BrainTrust Query: 7 Years for 7 Reasons – The Decline of the Power Center
by Doug Stephens, President, Retail Prophet
its inception as a commercial real estate concept in the 1980’s, the
long-term viability of the power center has been a topic of running debate. While
they are clearly not great achievements in design, the decline of the
power center will have much less to do with aesthetics and much more
to do with powerful social and economic forces beyond their walls.
power center will begin to decline in seven years for the following seven
The Aging of
the Baby Boomer: The
sheer size of many big box stores will begin to present real physical challenges
to baby boomers. As eyesight begins to wane, reflexes slow and hearing
diminishes, driving becomes less desirable and perhaps impossible. Look
for boomers to shop close to home whenever they can, favoring pedestrian
shopping venues, Main Street type business areas and mixed-use retail development.
The Gen X Deficit: Their
smaller size as a generation makes it virtually impossible for Gen X
to rise to Baby Boomer levels of consumption. Until Generation
Y moves into the driver’s seat, there will likely be a general decline
in consumption of many categories of goods and services.
M-commerce and In-home Service Will Grow: On-line
shopping will steadily increase due to improved technology, pervasiveness
of high speed connections and the added buying power of Gen X and Gen Y
consumers. Improved hand-held browser technology will make mobile
commerce progressively more comfortable, trusted and intuitive, further
reducing reliance on immense bricks and mortar stores.
Consumption Isn’t Cool: "Frugal
chic" has replaced the unbridled spending that fed the growth of power
centers over the last twenty-five years.
Costs Will Hurt Everyone: The
big box business model is predicated on buying vast amounts of product
and shipping it via boat, truck and train across the globe. Rising
fuel costs will strain the efficiency of this supply chain model, if not

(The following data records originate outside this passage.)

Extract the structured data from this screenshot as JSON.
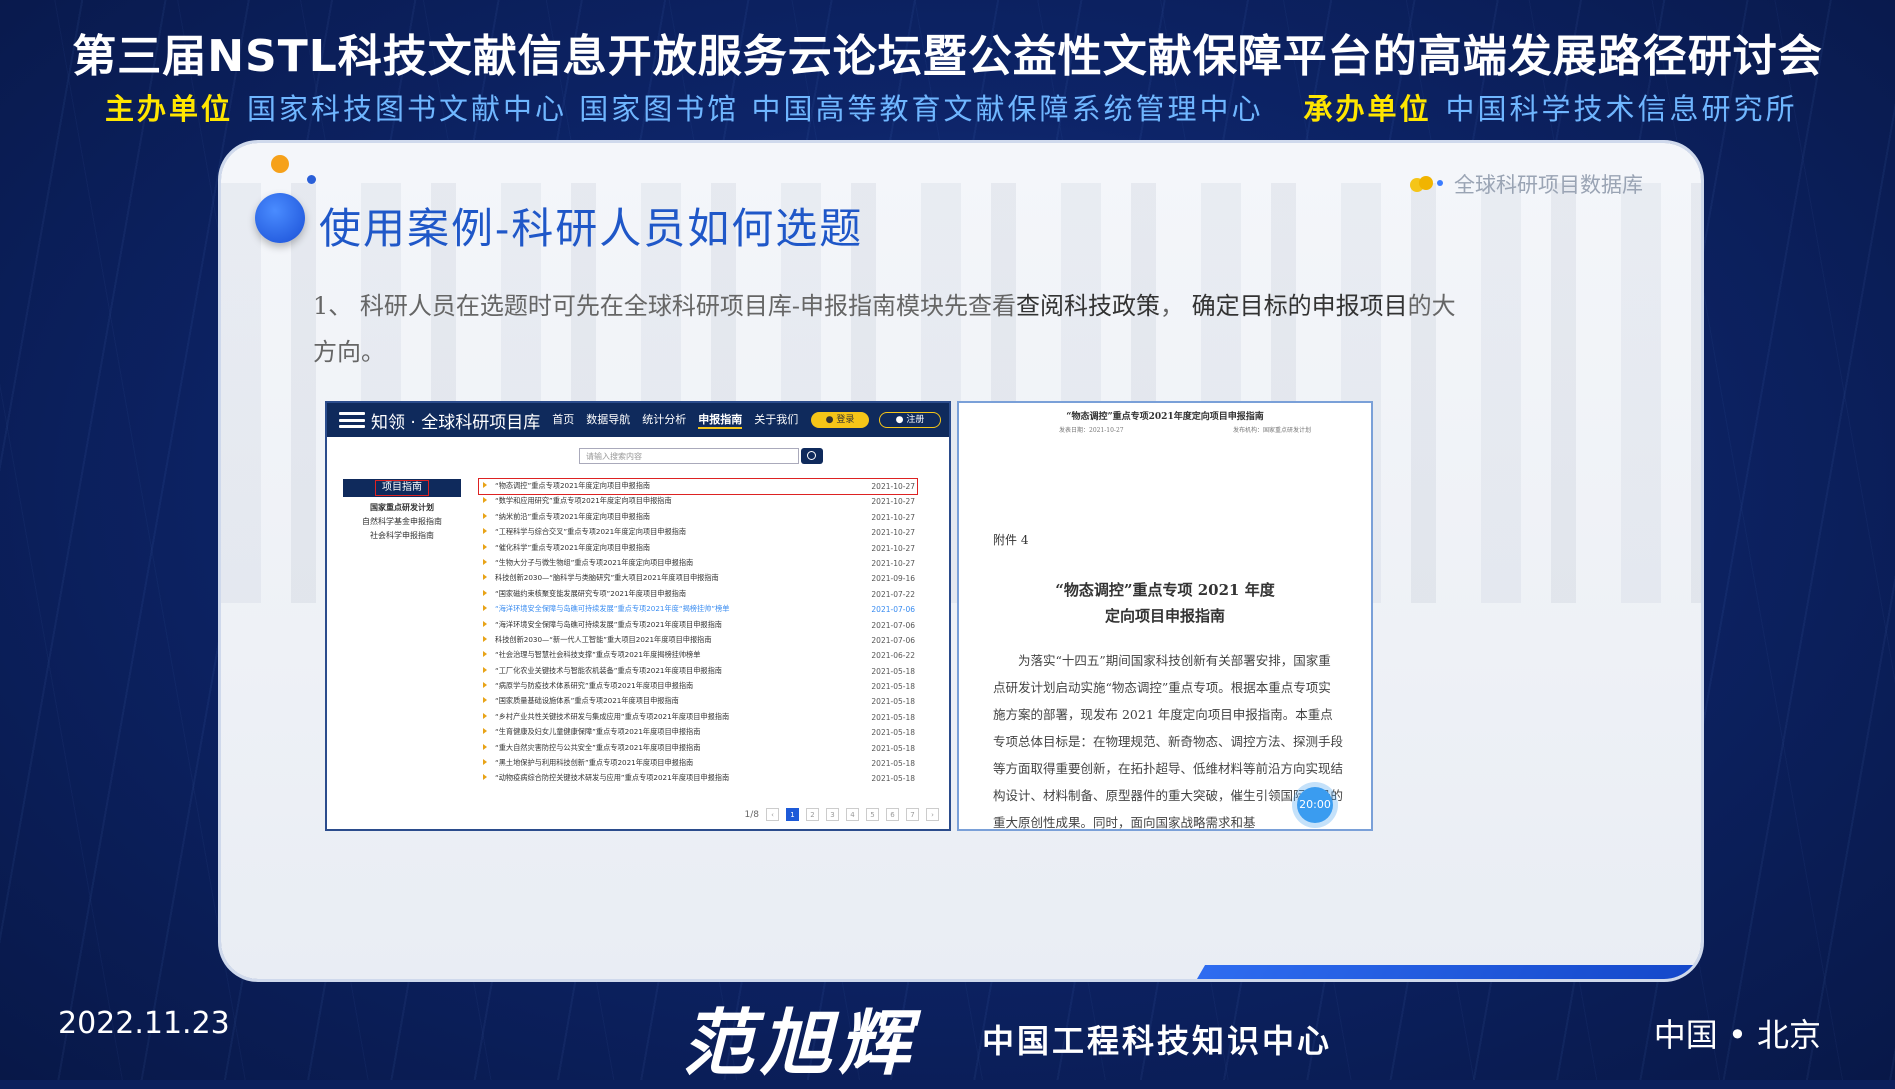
{
  "header": {
    "title": "第三届NSTL科技文献信息开放服务云论坛暨公益性文献保障平台的高端发展路径研讨会",
    "host_label": "主办单位",
    "hosts": "国家科技图书文献中心 国家图书馆 中国高等教育文献保障系统管理中心",
    "organizer_label": "承办单位",
    "organizer": "中国科学技术信息研究所"
  },
  "slide": {
    "title": "使用案例-科研人员如何选题",
    "tag": "全球科研项目数据库",
    "para_prefix": "1、 科研人员在选题时可先在全球科研项目库-申报指南模块先查看",
    "para_hl1": "查阅科技政策",
    "para_mid": "， ",
    "para_hl2": "确定目标的申报项目",
    "para_suffix": "的大方向。"
  },
  "portal": {
    "brand": "知领 · 全球科研项目库",
    "nav": [
      "首页",
      "数据导航",
      "统计分析",
      "申报指南",
      "关于我们"
    ],
    "login": "登录",
    "register": "注册",
    "search_placeholder": "请输入搜索内容",
    "sidebar_head": "项目指南",
    "sidebar_items": [
      "国家重点研发计划",
      "自然科学基金申报指南",
      "社会科学申报指南"
    ],
    "rows": [
      {
        "title": "“物态调控”重点专项2021年度定向项目申报指南",
        "date": "2021-10-27"
      },
      {
        "title": "“数学和应用研究”重点专项2021年度定向项目申报指南",
        "date": "2021-10-27"
      },
      {
        "title": "“纳米前沿”重点专项2021年度定向项目申报指南",
        "date": "2021-10-27"
      },
      {
        "title": "“工程科学与综合交叉”重点专项2021年度定向项目申报指南",
        "date": "2021-10-27"
      },
      {
        "title": "“催化科学”重点专项2021年度定向项目申报指南",
        "date": "2021-10-27"
      },
      {
        "title": "“生物大分子与微生物组”重点专项2021年度定向项目申报指南",
        "date": "2021-10-27"
      },
      {
        "title": "科技创新2030—“脑科学与类脑研究”重大项目2021年度项目申报指南",
        "date": "2021-09-16"
      },
      {
        "title": "“国家磁约束核聚变能发展研究专项”2021年度项目申报指南",
        "date": "2021-07-22"
      },
      {
        "title": "“海洋环境安全保障与岛礁可持续发展”重点专项2021年度“揭榜挂帅”榜单",
        "date": "2021-07-06"
      },
      {
        "title": "“海洋环境安全保障与岛礁可持续发展”重点专项2021年度项目申报指南",
        "date": "2021-07-06"
      },
      {
        "title": "科技创新2030—“新一代人工智能”重大项目2021年度项目申报指南",
        "date": "2021-07-06"
      },
      {
        "title": "“社会治理与智慧社会科技支撑”重点专项2021年度揭榜挂帅榜单",
        "date": "2021-06-22"
      },
      {
        "title": "“工厂化农业关键技术与智能农机装备”重点专项2021年度项目申报指南",
        "date": "2021-05-18"
      },
      {
        "title": "“病原学与防疫技术体系研究”重点专项2021年度项目申报指南",
        "date": "2021-05-18"
      },
      {
        "title": "“国家质量基础设施体系”重点专项2021年度项目申报指南",
        "date": "2021-05-18"
      },
      {
        "title": "“乡村产业共性关键技术研发与集成应用”重点专项2021年度项目申报指南",
        "date": "2021-05-18"
      },
      {
        "title": "“生育健康及妇女儿童健康保障”重点专项2021年度项目申报指南",
        "date": "2021-05-18"
      },
      {
        "title": "“重大自然灾害防控与公共安全”重点专项2021年度项目申报指南",
        "date": "2021-05-18"
      },
      {
        "title": "“黑土地保护与利用科技创新”重点专项2021年度项目申报指南",
        "date": "2021-05-18"
      },
      {
        "title": "“动物疫病综合防控关键技术研发与应用”重点专项2021年度项目申报指南",
        "date": "2021-05-18"
      }
    ],
    "page_info": "1/8",
    "pages": [
      "‹",
      "1",
      "2",
      "3",
      "4",
      "5",
      "6",
      "7",
      "›"
    ]
  },
  "document": {
    "header": "“物态调控”重点专项2021年度定向项目申报指南",
    "meta_left": "发表日期：2021-10-27",
    "meta_right": "发布机构：国家重点研发计划",
    "attachment": "附件 4",
    "title1": "“物态调控”重点专项 2021 年度",
    "title2": "定向项目申报指南",
    "body": "为落实“十四五”期间国家科技创新有关部署安排，国家重点研发计划启动实施“物态调控”重点专项。根据本重点专项实施方案的部署，现发布 2021 年度定向项目申报指南。本重点专项总体目标是：在物理规范、新奇物态、调控方法、探测手段等方面取得重要创新，在拓扑超导、低维材料等前沿方向实现结构设计、材料制备、原型器件的重大突破，催生引领国际前沿的重大原创性成果。同时，面向国家战略需求和基",
    "timer": "20:00"
  },
  "footer": {
    "date": "2022.11.23",
    "speaker": "范旭辉",
    "org": "中国工程科技知识中心",
    "location": "中国 • 北京"
  }
}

cause it to implode.
Generation Y: The
big box buying model is predicated on steady, dependable demand, annual
line-reviews and minimal assortment change, whereas Generation Y will
seek out retailers that respond to new and exciting product trends.
As a generation that has always been plugged into what’s new, they will
not simply accept the "stack it high and watch it fly" mentality of many
stripping of land for the development of these centers will be met with
increasing resistance by municipalities and citizens alike.
about the retailers that currently call the power center home? I
would look to brands like Wal-Mart, Home Depot and Best Buy among others
to start playing with smaller footprint concepts outside the power center
and big box formats. With smaller stores and at least a partial return
to domestic supply, they will work to become more responsive to changing
fashion and styles in an effort to capture a younger consumer base.
the greatest irony of all is that for some big box retailers, the next
20 years will be a matter of learning how to succeed in the very place
they started…on Main St.
Questions: What do you think of the long-term viability of power centers?
If you agree that power centers are headed for a decline, what will replace
them or how can they be reinvented?